PORTS OPEN TO TERROR: JUST TWO PERCENT OF THE SIX MILLION CARGO CONTAINERS SHIPPED TO THE U.S. ARE INSPECTED - "60 MINUTES" SUNDAY, MARCH 24
Sept. 11 or not, U.S. Customs can still inspect just two percent of the six million cargo containers entering the U.S. annually, making seaports and the final destinations of the containers all across America vulnerable to terror. Steve Kroft's report, in which the U.S. Customs commissioner and other officials admit the danger, will be broadcast on 60 MINUTES Sunday, March 24 (7:00-8:00 PM, ET/PT) on the CBS Television Network.
"The system is vulnerable," says Robert Bonner, Commissioner of Customs. "I mean the movement and the potential for concealing a terrorist weapon inside a cargo container." But Bonner is confident that the two percent of containers inspected are the right ones. "We're pretty good at determining those containers that might pose a risk [in which] a terrorist or a terrorist weapon might be smuggled," he says.
Bonner admits there has been some "specific tactical intelligence" indicating that threatening materials or persons have been concealed in containers. "I'm happy to say that it proved to be a false alarm," he tells Kroft.
The possibility of containers being used to smuggle weapons or terrorists was made clear last October, when Italian authorities discovered a suspected terrorist trying to smuggle himself from Egypt to Canada in a cargo container. The incident is still under investigation.
The vulnerability is no secret, says Stephen Flynn, a former Coast Guard commander who has studied port security as a senior fellow of the Council on Foreign Relations. "Criminals have been operating in seaports for a long time," says Flynn. "The bad guys know how open the system is. It's physically impossible to check every container without essentially stopping global commerce."
While billions of dollars are being spent for security at airports and border crossings, seaports, according to Flynn, "are the only part of an international boundary that the federal government invests no money in terms of security."

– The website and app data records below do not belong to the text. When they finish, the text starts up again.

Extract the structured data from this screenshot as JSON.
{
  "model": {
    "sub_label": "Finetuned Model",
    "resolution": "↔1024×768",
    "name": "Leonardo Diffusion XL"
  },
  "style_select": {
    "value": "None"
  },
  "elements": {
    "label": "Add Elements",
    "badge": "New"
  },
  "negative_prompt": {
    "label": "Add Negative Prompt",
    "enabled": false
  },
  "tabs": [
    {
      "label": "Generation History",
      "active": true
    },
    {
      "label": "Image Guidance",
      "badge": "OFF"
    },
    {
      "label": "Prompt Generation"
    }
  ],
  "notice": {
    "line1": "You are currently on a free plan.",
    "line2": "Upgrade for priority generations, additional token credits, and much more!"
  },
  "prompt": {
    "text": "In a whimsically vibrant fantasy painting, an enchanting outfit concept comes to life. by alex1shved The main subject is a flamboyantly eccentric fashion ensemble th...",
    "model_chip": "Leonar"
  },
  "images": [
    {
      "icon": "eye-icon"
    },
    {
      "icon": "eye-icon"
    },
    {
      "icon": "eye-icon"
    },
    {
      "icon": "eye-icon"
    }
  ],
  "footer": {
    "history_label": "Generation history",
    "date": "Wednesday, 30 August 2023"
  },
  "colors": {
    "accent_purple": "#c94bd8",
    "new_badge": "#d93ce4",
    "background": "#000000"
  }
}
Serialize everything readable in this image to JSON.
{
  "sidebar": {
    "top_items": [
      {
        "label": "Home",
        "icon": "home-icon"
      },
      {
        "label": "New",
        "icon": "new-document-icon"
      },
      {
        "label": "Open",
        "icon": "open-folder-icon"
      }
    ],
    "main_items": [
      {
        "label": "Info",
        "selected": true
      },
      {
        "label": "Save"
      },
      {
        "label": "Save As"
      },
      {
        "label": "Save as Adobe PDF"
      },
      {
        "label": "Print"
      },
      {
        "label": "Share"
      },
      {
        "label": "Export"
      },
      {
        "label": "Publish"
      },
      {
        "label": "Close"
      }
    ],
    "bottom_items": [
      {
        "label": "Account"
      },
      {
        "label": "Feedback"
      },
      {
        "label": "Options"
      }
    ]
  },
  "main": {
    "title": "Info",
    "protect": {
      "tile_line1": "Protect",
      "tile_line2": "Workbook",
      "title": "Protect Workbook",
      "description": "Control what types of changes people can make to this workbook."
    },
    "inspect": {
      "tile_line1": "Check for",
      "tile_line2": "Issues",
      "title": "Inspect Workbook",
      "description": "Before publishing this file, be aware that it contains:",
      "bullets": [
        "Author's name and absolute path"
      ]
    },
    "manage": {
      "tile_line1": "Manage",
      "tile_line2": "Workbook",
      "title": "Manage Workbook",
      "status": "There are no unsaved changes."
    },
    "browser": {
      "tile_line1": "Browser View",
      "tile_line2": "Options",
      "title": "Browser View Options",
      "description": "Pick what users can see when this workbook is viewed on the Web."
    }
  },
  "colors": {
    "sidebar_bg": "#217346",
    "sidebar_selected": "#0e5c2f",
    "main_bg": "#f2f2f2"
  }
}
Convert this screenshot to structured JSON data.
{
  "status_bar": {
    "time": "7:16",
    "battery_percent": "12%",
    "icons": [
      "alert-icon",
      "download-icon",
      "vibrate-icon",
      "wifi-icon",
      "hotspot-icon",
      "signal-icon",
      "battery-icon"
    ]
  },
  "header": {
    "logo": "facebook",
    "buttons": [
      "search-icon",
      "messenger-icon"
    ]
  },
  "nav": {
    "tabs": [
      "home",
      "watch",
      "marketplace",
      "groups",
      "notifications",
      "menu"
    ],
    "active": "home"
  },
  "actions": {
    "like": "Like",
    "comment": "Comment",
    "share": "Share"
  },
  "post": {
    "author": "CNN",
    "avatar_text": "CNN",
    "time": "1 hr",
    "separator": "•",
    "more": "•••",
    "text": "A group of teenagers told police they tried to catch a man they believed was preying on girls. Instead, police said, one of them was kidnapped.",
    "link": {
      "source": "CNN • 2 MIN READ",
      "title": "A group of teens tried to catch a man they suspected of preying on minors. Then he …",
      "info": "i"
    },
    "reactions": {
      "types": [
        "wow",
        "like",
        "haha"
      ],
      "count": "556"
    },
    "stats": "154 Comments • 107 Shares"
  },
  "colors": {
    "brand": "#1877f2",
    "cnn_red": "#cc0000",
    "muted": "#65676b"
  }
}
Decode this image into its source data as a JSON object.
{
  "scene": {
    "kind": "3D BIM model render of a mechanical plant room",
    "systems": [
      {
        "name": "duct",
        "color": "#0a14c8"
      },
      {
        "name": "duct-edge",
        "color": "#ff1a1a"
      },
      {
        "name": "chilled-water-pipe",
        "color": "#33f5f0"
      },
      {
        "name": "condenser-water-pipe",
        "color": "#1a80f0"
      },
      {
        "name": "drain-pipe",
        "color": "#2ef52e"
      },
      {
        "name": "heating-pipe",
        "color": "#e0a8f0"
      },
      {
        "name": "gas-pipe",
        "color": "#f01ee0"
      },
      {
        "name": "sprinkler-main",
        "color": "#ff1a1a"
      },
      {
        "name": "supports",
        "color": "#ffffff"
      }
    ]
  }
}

Some new technologies are in use, such as radiation detectors to search for nuclear material and VACIS machines that see through a container's steel walls. The Seaport Security Act, providing $750 million for improvements, is making its way through Congress. But Flynn believes the expensive proposition of tagging, tracking and tamper-proofing every container as it moves across the world is the only real and cost-efficient solution. "I think it's imminently doable, particularly in light of the costs...if the terrorists do, in fact, target the system," he tells Kroft. "That cost is shutting down global commerce - now that's a heavy cost."